==== Records provided ====

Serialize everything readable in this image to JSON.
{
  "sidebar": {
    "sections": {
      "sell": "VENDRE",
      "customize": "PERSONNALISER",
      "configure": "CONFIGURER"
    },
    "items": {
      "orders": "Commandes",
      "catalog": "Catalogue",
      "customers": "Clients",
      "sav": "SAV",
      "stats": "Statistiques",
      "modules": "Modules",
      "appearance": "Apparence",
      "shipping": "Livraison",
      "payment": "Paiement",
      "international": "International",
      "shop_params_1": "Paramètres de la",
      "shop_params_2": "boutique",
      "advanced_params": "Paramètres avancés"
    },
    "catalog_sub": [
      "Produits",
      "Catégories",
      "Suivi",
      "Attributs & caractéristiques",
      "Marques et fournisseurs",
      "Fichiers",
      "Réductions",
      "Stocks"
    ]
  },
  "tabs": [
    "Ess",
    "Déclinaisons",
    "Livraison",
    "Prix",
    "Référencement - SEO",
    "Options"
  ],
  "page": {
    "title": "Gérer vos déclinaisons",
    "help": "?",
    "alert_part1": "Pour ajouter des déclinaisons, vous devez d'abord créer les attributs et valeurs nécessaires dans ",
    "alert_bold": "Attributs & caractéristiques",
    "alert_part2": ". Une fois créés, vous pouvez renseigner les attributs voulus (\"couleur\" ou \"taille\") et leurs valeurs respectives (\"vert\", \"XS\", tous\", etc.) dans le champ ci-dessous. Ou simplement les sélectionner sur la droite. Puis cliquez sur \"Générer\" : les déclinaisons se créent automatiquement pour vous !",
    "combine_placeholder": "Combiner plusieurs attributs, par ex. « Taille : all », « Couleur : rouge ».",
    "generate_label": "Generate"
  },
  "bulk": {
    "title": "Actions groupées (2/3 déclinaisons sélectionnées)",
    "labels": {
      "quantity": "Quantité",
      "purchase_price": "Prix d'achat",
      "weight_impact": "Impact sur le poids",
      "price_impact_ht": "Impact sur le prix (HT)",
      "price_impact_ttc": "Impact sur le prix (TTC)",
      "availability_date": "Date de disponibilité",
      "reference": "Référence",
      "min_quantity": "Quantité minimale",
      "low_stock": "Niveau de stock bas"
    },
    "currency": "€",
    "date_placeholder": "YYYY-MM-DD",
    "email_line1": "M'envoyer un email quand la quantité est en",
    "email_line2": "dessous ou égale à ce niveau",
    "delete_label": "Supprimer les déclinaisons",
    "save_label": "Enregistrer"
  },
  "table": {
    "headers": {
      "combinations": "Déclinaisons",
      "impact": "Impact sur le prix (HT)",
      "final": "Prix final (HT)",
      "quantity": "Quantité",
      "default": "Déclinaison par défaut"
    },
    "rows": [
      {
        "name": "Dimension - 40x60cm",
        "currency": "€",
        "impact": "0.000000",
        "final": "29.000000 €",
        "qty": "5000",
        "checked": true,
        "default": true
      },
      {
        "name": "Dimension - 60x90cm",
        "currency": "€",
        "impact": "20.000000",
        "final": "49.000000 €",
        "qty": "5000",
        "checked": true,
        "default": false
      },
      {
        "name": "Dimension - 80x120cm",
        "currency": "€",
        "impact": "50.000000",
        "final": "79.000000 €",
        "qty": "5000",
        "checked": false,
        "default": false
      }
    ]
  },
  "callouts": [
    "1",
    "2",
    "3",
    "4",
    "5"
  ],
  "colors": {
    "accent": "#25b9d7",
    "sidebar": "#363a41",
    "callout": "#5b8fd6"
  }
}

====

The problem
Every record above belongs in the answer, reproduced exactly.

Response to this task
Serialize everything readable in this image to JSON.
{
  "sidebar": {
    "sections": {
      "sell": "VENDRE",
      "customize": "PERSONNALISER",
      "configure": "CONFIGURER"
    },
    "items": {
      "orders": "Commandes",
      "catalog": "Catalogue",
      "customers": "Clients",
      "sav": "SAV",
      "stats": "Statistiques",
      "modules": "Modules",
      "appearance": "Apparence",
      "shipping": "Livraison",
      "payment": "Paiement",
      "international": "International",
      "shop_params_1": "Paramètres de la",
      "shop_params_2": "boutique",
      "advanced_params": "Paramètres avancés"
    },
    "catalog_sub": [
      "Produits",
      "Catégories",
      "Suivi",
      "Attributs & caractéristiques",
      "Marques et fournisseurs",
      "Fichiers",
      "Réductions",
      "Stocks"
    ]
  },
  "tabs": [
    "Ess",
    "Déclinaisons",
    "Livraison",
    "Prix",
    "Référencement - SEO",
    "Options"
  ],
  "page": {
    "title": "Gérer vos déclinaisons",
    "help": "?",
    "alert_part1": "Pour ajouter des déclinaisons, vous devez d'abord créer les attributs et valeurs nécessaires dans ",
    "alert_bold": "Attributs & caractéristiques",
    "alert_part2": ". Une fois créés, vous pouvez renseigner les attributs voulus (\"couleur\" ou \"taille\") et leurs valeurs respectives (\"vert\", \"XS\", tous\", etc.) dans le champ ci-dessous. Ou simplement les sélectionner sur la droite. Puis cliquez sur \"Générer\" : les déclinaisons se créent automatiquement pour vous !",
    "combine_placeholder": "Combiner plusieurs attributs, par ex. « Taille : all », « Couleur : rouge ».",
    "generate_label": "Generate"
  },
  "bulk": {
    "title": "Actions groupées (2/3 déclinaisons sélectionnées)",
    "labels": {
      "quantity": "Quantité",
      "purchase_price": "Prix d'achat",
      "weight_impact": "Impact sur le poids",
      "price_impact_ht": "Impact sur le prix (HT)",
      "price_impact_ttc": "Impact sur le prix (TTC)",
      "availability_date": "Date de disponibilité",
      "reference": "Référence",
      "min_quantity": "Quantité minimale",
      "low_stock": "Niveau de stock bas"
    },
    "currency": "€",
    "date_placeholder": "YYYY-MM-DD",
    "email_line1": "M'envoyer un email quand la quantité est en",
    "email_line2": "dessous ou égale à ce niveau",
    "delete_label": "Supprimer les déclinaisons",
    "save_label": "Enregistrer"
  },
  "table": {
    "headers": {
      "combinations": "Déclinaisons",
      "impact": "Impact sur le prix (HT)",
      "final": "Prix final (HT)",
      "quantity": "Quantité",
      "default": "Déclinaison par défaut"
    },
    "rows": [
      {
        "name": "Dimension - 40x60cm",
        "currency": "€",
        "impact": "0.000000",
        "final": "29.000000 €",
        "qty": "5000",
        "checked": true,
        "default": true
      },
      {
        "name": "Dimension - 60x90cm",
        "currency": "€",
        "impact": "20.000000",
        "final": "49.000000 €",
        "qty": "5000",
        "checked": true,
        "default": false
      },
      {
        "name": "Dimension - 80x120cm",
        "currency": "€",
        "impact": "50.000000",
        "final": "79.000000 €",
        "qty": "5000",
        "checked": false,
        "default": false
      }
    ]
  },
  "callouts": [
    "1",
    "2",
    "3",
    "4",
    "5"
  ],
  "colors": {
    "accent": "#25b9d7",
    "sidebar": "#363a41",
    "callout": "#5b8fd6"
  }
}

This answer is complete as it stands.